## PROBLEM REQUIREMENTS
Search the records for the word "class". Copy every line where it appears.

Items from an interface collection:
·····

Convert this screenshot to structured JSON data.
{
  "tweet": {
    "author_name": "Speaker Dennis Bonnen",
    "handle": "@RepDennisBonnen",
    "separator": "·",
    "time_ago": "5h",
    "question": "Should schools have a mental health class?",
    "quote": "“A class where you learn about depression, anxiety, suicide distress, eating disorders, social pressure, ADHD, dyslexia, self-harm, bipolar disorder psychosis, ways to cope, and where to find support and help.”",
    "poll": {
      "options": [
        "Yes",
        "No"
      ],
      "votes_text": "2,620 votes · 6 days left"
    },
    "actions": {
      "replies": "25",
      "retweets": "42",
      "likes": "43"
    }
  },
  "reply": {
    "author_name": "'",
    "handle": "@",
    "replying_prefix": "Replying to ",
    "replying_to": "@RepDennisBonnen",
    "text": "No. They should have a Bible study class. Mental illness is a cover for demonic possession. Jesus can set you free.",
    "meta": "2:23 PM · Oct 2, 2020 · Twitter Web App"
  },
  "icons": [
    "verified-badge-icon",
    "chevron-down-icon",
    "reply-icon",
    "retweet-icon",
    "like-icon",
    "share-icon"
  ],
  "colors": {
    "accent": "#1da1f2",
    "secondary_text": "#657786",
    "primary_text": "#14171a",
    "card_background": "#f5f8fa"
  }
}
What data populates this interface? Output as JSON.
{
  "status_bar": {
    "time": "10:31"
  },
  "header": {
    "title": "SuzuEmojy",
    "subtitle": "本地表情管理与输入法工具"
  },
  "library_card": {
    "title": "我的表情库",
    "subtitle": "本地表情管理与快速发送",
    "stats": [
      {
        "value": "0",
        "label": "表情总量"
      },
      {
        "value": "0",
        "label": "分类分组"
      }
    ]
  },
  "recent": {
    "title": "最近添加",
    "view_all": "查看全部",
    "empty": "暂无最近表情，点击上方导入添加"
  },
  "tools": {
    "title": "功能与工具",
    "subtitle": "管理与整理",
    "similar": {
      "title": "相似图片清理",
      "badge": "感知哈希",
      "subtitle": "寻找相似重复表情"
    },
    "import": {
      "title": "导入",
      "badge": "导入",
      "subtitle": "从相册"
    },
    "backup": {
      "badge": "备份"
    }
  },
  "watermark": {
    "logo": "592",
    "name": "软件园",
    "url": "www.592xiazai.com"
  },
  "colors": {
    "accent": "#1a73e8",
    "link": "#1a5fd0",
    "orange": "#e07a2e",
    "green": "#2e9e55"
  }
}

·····

## SOLVED EXERCISE
    "question": "Should schools have a mental health class?",
    "quote": "“A class where you learn about depression, anxiety, suicide distress, eating disorders, social pressure, ADHD, dyslexia, self-harm, bipolar disorder psychosis, ways to cope, and where to find support and help.”",
    "text": "No. They should have a Bible study class. Mental illness is a cover for demonic possession. Jesus can set you free.",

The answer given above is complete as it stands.